While virtually all industries and Australians this year have been adversely affected by The Bat Kiss, some have had it tougher than others.
For example, the fashion industry has been hit particularly hard, and with many Aussies continuing to work from home even after restrictions have lifted, many are questioning if the demand for corporate fashion will continue to drop off. Conversely, the property market has continued to stay incredibly heated, despite the dire economic conditions.
One industry that’s seen mixed fortunes has been the mining industry. One of the biggest drivers of the Australian economy, the industry is heavily reliant on ‘fly-in, fly-out’ (FIFO) workers. Because many of Australia’s active mines are far from towns and cities, miners are flown out to the site and work for a relatively short period of time before flying back to recuperate at home. It’s a cheaper alternative to relocating employees and their families to somewhere near the worksite and having to provide more permanent accommodation.

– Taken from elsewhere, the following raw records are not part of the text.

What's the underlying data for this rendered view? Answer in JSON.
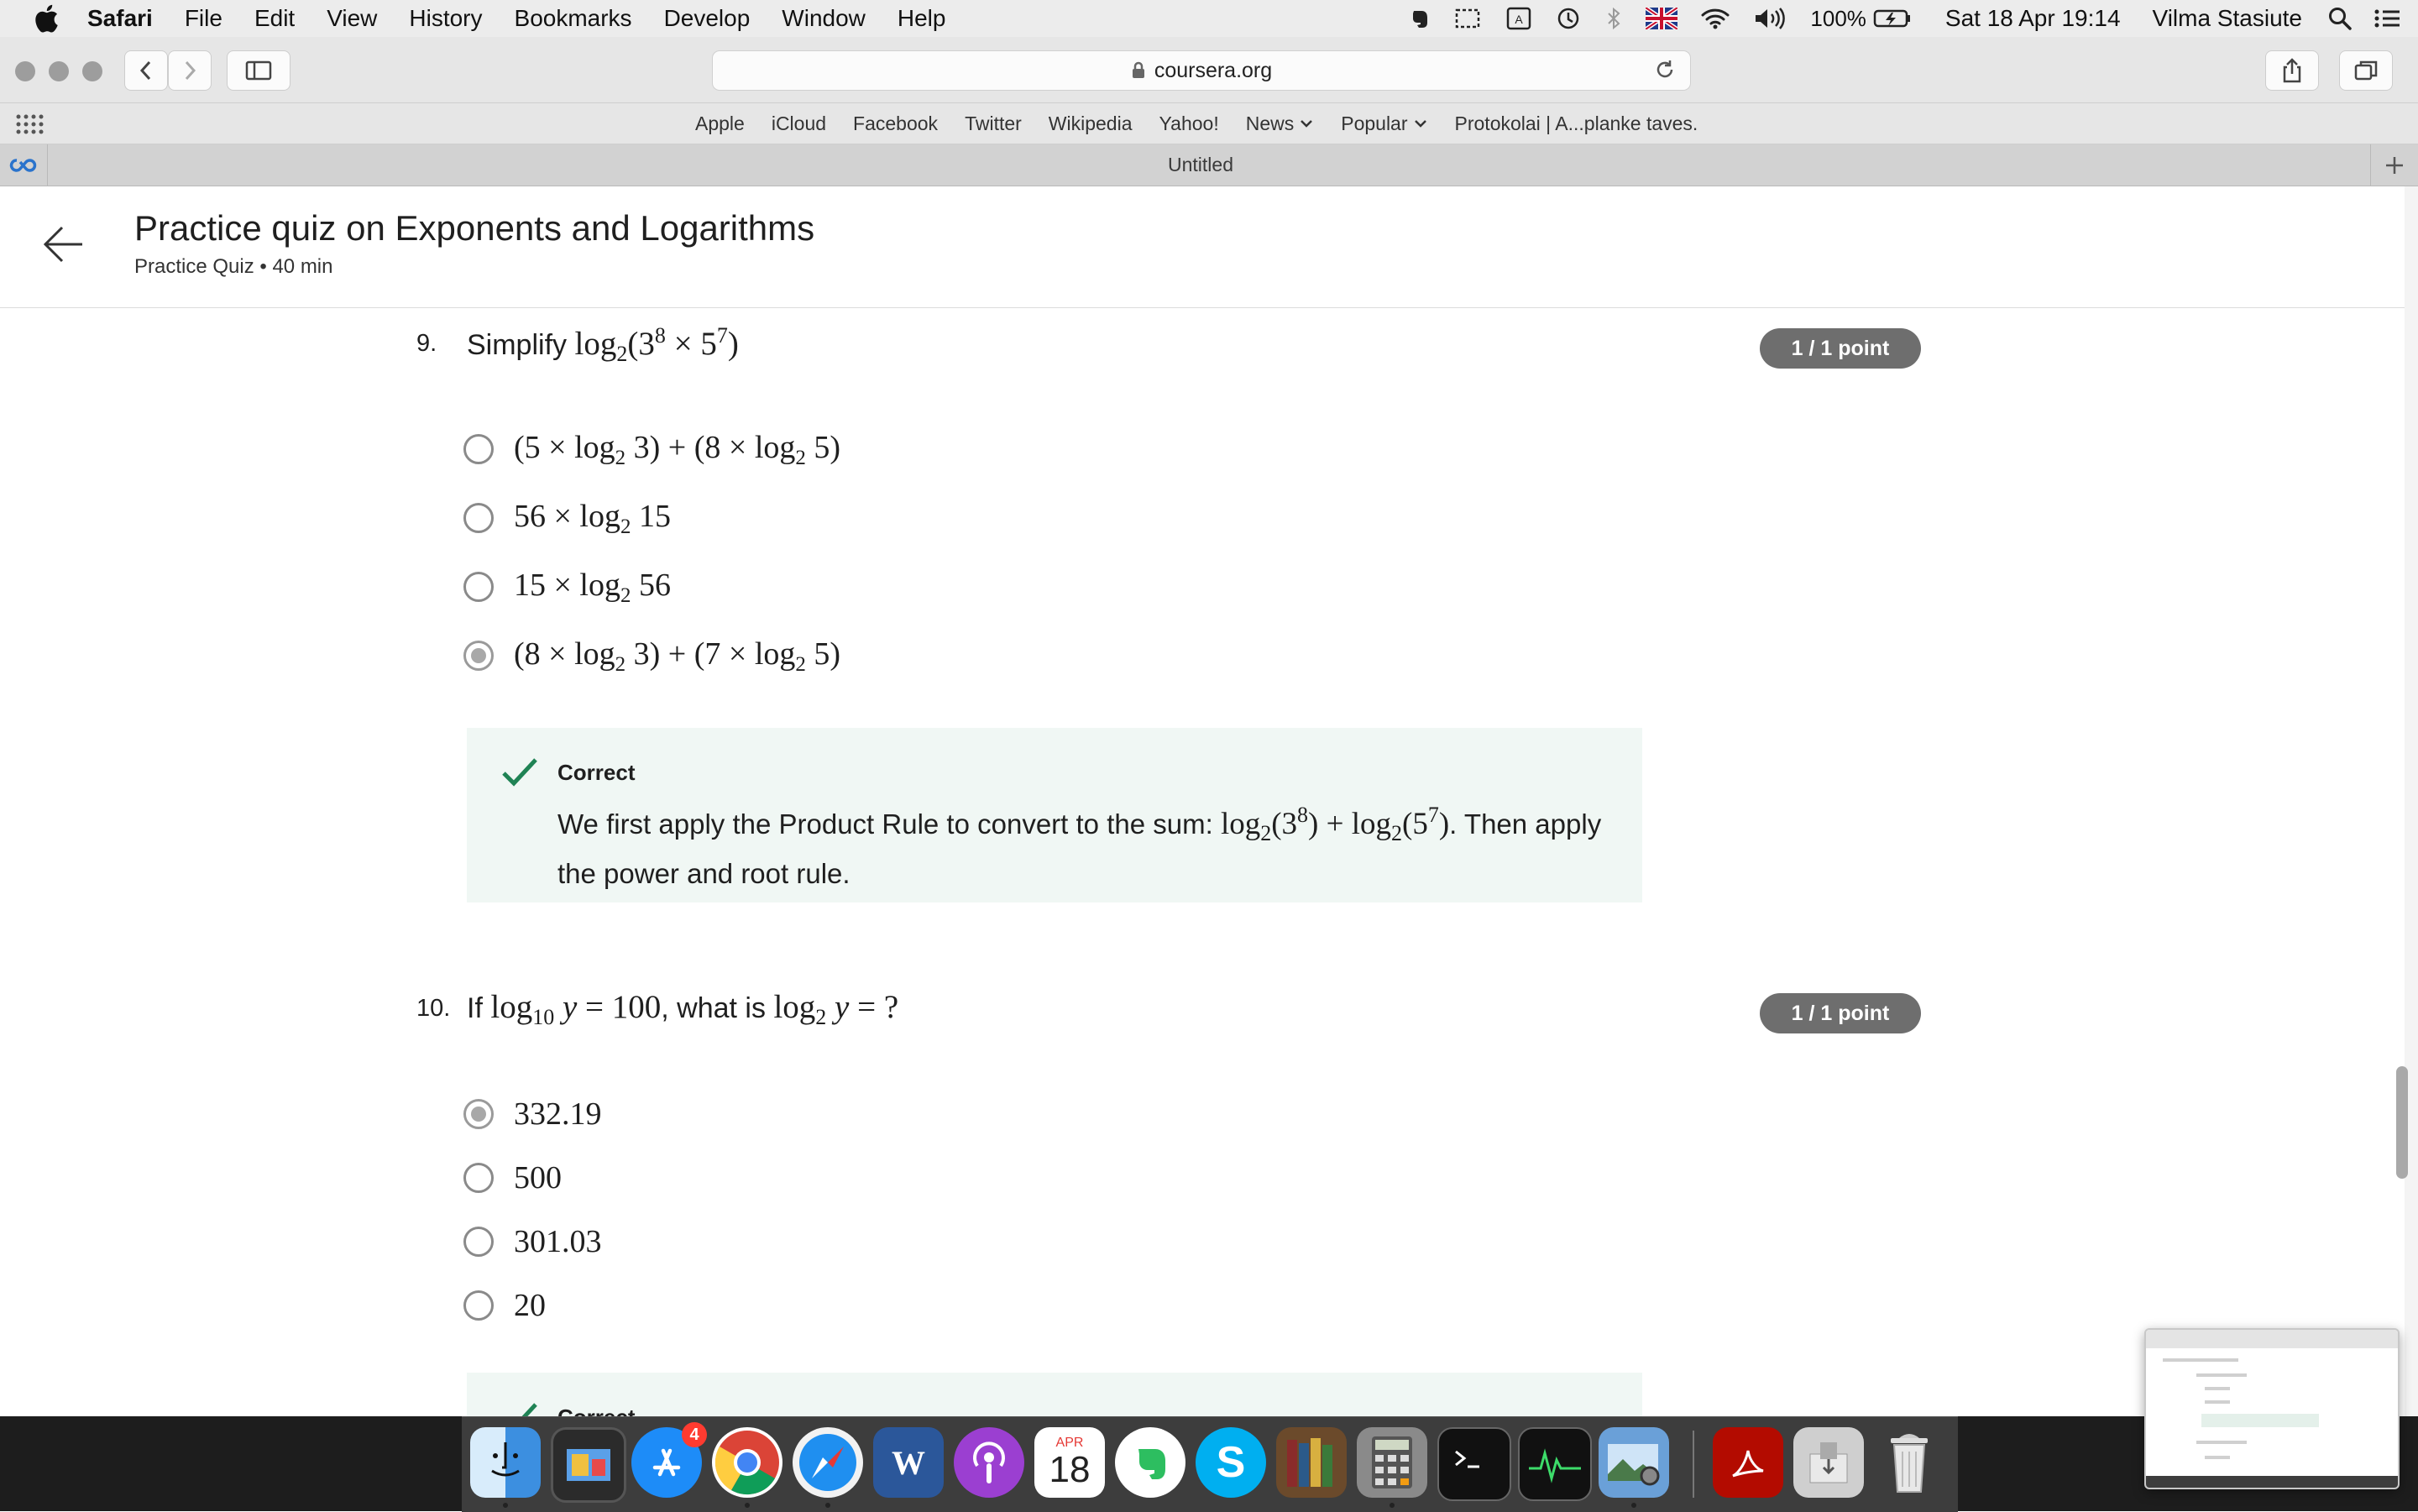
{
  "menubar": {
    "app_name": "Safari",
    "items": [
      "File",
      "Edit",
      "View",
      "History",
      "Bookmarks",
      "Develop",
      "Window",
      "Help"
    ],
    "battery": "100%",
    "clock": "Sat 18 Apr  19:14",
    "user": "Vilma Stasiute"
  },
  "browser": {
    "url": "coursera.org",
    "favorites": [
      "Apple",
      "iCloud",
      "Facebook",
      "Twitter",
      "Wikipedia",
      "Yahoo!",
      "News",
      "Popular",
      "Protokolai | A...planke taves."
    ],
    "tab_title": "Untitled"
  },
  "page": {
    "title": "Practice quiz on Exponents and Logarithms",
    "subtitle": "Practice Quiz • 40 min"
  },
  "questions": [
    {
      "number": "9.",
      "prompt_prefix": "Simplify",
      "points": "1 / 1 point",
      "options": [
        {
          "text": "(5 × log₂ 3) + (8 × log₂ 5)",
          "selected": false
        },
        {
          "text": "56 × log₂ 15",
          "selected": false
        },
        {
          "text": "15 × log₂ 56",
          "selected": false
        },
        {
          "text": "(8 × log₂ 3) + (7 × log₂ 5)",
          "selected": true
        }
      ],
      "feedback": {
        "title": "Correct",
        "text_before": "We first apply the Product Rule to convert to the sum:",
        "text_after": ". Then apply the power and root rule."
      }
    },
    {
      "number": "10.",
      "prompt_prefix": "If",
      "prompt_middle": ", what is",
      "points": "1 / 1 point",
      "options": [
        {
          "text": "332.19",
          "selected": true
        },
        {
          "text": "500",
          "selected": false
        },
        {
          "text": "301.03",
          "selected": false
        },
        {
          "text": "20",
          "selected": false
        }
      ],
      "feedback": {
        "title": "Correct"
      }
    }
  ],
  "dock": {
    "app_store_badge": "4",
    "calendar_month": "APR",
    "calendar_day": "18"
  }
}
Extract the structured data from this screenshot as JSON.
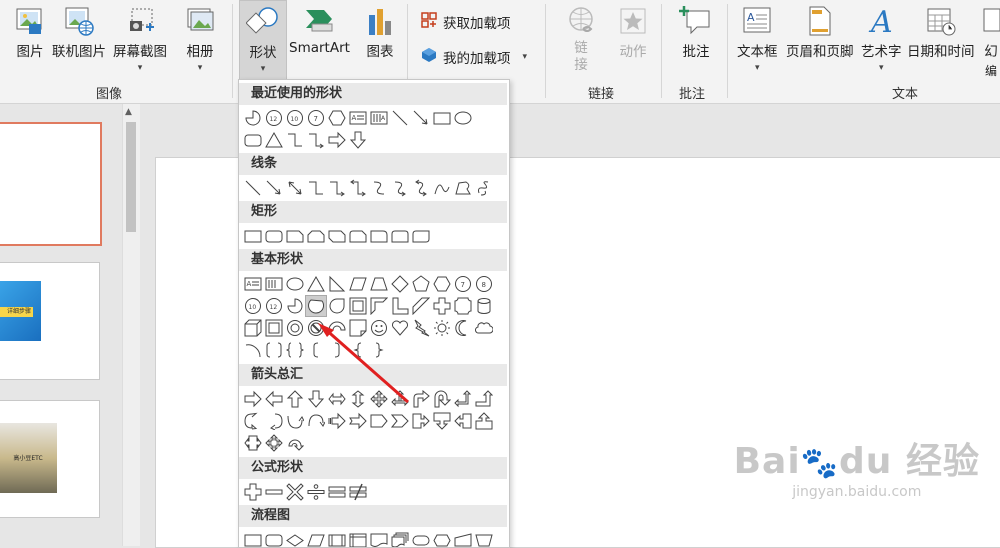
{
  "ribbon": {
    "images_group": {
      "label": "图像",
      "picture": "图片",
      "online_picture": "联机图片",
      "screenshot": "屏幕截图",
      "album": "相册"
    },
    "illustrations": {
      "shapes": "形状",
      "smartart": "SmartArt",
      "chart": "图表"
    },
    "addins": {
      "get_addins": "获取加载项",
      "my_addins": "我的加载项"
    },
    "links_group": {
      "label": "链接",
      "link": "链\n接",
      "action": "动作"
    },
    "comments_group": {
      "label": "批注",
      "comment": "批注"
    },
    "text_group": {
      "label": "文本",
      "textbox": "文本框",
      "header_footer": "页眉和页脚",
      "wordart": "艺术字",
      "datetime": "日期和时间",
      "slide_number": "幻",
      "extra": "编"
    },
    "colors": {
      "accent": "#c43e1c",
      "office_blue": "#2b579a",
      "red_arrow": "#e02020"
    }
  },
  "gallery": {
    "categories": {
      "recent": "最近使用的形状",
      "lines": "线条",
      "rect": "矩形",
      "basic": "基本形状",
      "arrows": "箭头总汇",
      "equation": "公式形状",
      "flowchart": "流程图"
    },
    "labels": {
      "n12": "12",
      "n10": "10",
      "n7": "7",
      "n8": "8"
    }
  },
  "thumbnails": {
    "thumb2_text": "详细步骤",
    "thumb3_text": "高小豆ETC"
  },
  "watermark": {
    "brand": "Bai",
    "brand2": "du",
    "cn": "经验",
    "url": "jingyan.baidu.com"
  }
}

FIFO is already a tough lifestyle: being on an isolated worksite for weeks at a time without your family, friends or the comfort of home is a challenge. COVID-19 has added to that burden – not only are many miners on casual or part-time contracts, but airlines serving the industry have had to pause operations or enforce social distancing on flights. The alternative? Less staff on-site, or longer periods in-between home leave.
As a whole, the mining industry has weathered 2020 better than most. FIFO workers haven’t had to deal with quite as strict restrictions as other Australians have: Australia’s biggest export industry is ‘too big to fail’ for our state and federal governments, Australian Financial Review relates. But that doesn’t mean things aren’t still tough for miners, COVID or not.
Two weeks ago, a recent Reddit thread on /r/Australia about a group of miners supporting Movember went viral. Donating as part of a team, there’s a variety of different pledges from the group: some are growing the classic Movember ‘mo, some are hosting events, one dude’s even shaving off his 15-year-old dreadlocks, which is what initially caught our eye.
But one of the other pledges, which superficially seems rather trivial, actually unearths (pardon the pun) one of the biggest challenges about working in the Australian mining industry. The pledge? “I am going alcohol-free on-site for November to support men’s health.”
Some Redditors were quick to point out how lame the pledge seemed, until some other commenters chimed in with a few home truths.
“Working away from home and staying ‘on-site’ away from your home and family is the single most depressing thing I’ve ever done,” one related.
“I don’t think many people appreciate how hard it would be to get through that stretch without a drink.”
Another thought the Movember supporter “is doing an admirable thing… can’t be easy to be dry in a mining town.”
One put it more succinctly: “challenges are different for everyone”.
According to an ABC Rural article from 2017, nearly a quarter of Aussie miners have a drink before work. A Redditor in the thread explained that miners “will drink to a precise science leaving the pub at 10pm in case of a breathalyser starting shift the next morning,” and the practice of ‘9 before 9’ is commonplace.
While the overconsumption of alcohol comes with its own physical and mental health impacts, there’s no doubt that drinking responsibly can be a source of comfort and solace, especially when in the rough-and-tumble, isolating world of FIFO mining.
The question is this: do mining companies, and the broader public, really do enough to support miners with their mental health?
You could extend this out to other Australians who work in challenging conditions or have unusual hours. Shift workers, health professionals, military personnel, teachers… The list goes on.
What we can certainly say is that it’s admirable that these miners are getting behind men’s health in the way they have. Cheers to them.